**** PROVIDED INFORMATION
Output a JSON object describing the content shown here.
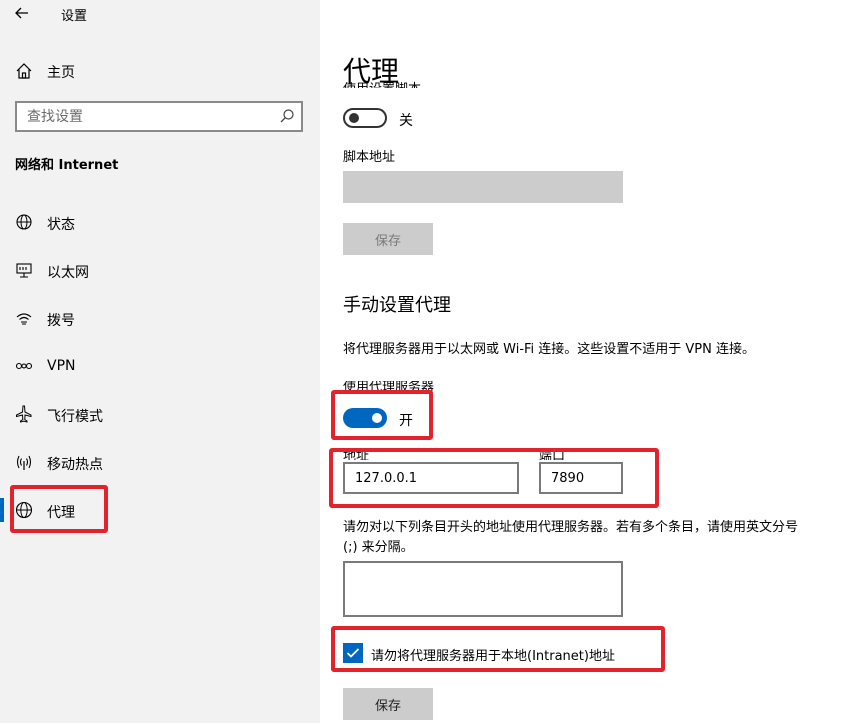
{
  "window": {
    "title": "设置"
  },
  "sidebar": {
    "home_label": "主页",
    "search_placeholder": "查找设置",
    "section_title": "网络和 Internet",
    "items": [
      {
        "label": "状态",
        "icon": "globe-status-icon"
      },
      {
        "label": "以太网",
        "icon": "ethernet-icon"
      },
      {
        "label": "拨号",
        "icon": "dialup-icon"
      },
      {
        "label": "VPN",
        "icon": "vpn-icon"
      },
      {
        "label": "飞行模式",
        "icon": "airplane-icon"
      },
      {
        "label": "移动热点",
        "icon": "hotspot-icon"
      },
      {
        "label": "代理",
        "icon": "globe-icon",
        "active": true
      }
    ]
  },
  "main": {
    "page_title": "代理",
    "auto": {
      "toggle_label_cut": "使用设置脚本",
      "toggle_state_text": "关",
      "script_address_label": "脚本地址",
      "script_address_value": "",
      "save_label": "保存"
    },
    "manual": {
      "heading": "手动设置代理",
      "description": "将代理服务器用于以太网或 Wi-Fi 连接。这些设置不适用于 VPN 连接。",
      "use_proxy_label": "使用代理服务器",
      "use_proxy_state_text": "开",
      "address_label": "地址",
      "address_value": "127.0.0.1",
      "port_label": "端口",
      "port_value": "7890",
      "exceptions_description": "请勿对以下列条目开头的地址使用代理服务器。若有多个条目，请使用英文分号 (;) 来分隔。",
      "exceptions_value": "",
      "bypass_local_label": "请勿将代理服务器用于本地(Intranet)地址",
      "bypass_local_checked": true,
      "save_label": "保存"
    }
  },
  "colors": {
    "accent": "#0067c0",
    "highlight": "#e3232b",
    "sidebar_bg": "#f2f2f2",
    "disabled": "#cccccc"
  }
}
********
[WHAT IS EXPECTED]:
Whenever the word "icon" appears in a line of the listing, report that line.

[SOLUTION TO THIS EXERCISE]:
        "icon": "globe-status-icon"
        "icon": "ethernet-icon"
        "icon": "dialup-icon"
        "icon": "vpn-icon"
        "icon": "airplane-icon"
        "icon": "hotspot-icon"
        "icon": "globe-icon",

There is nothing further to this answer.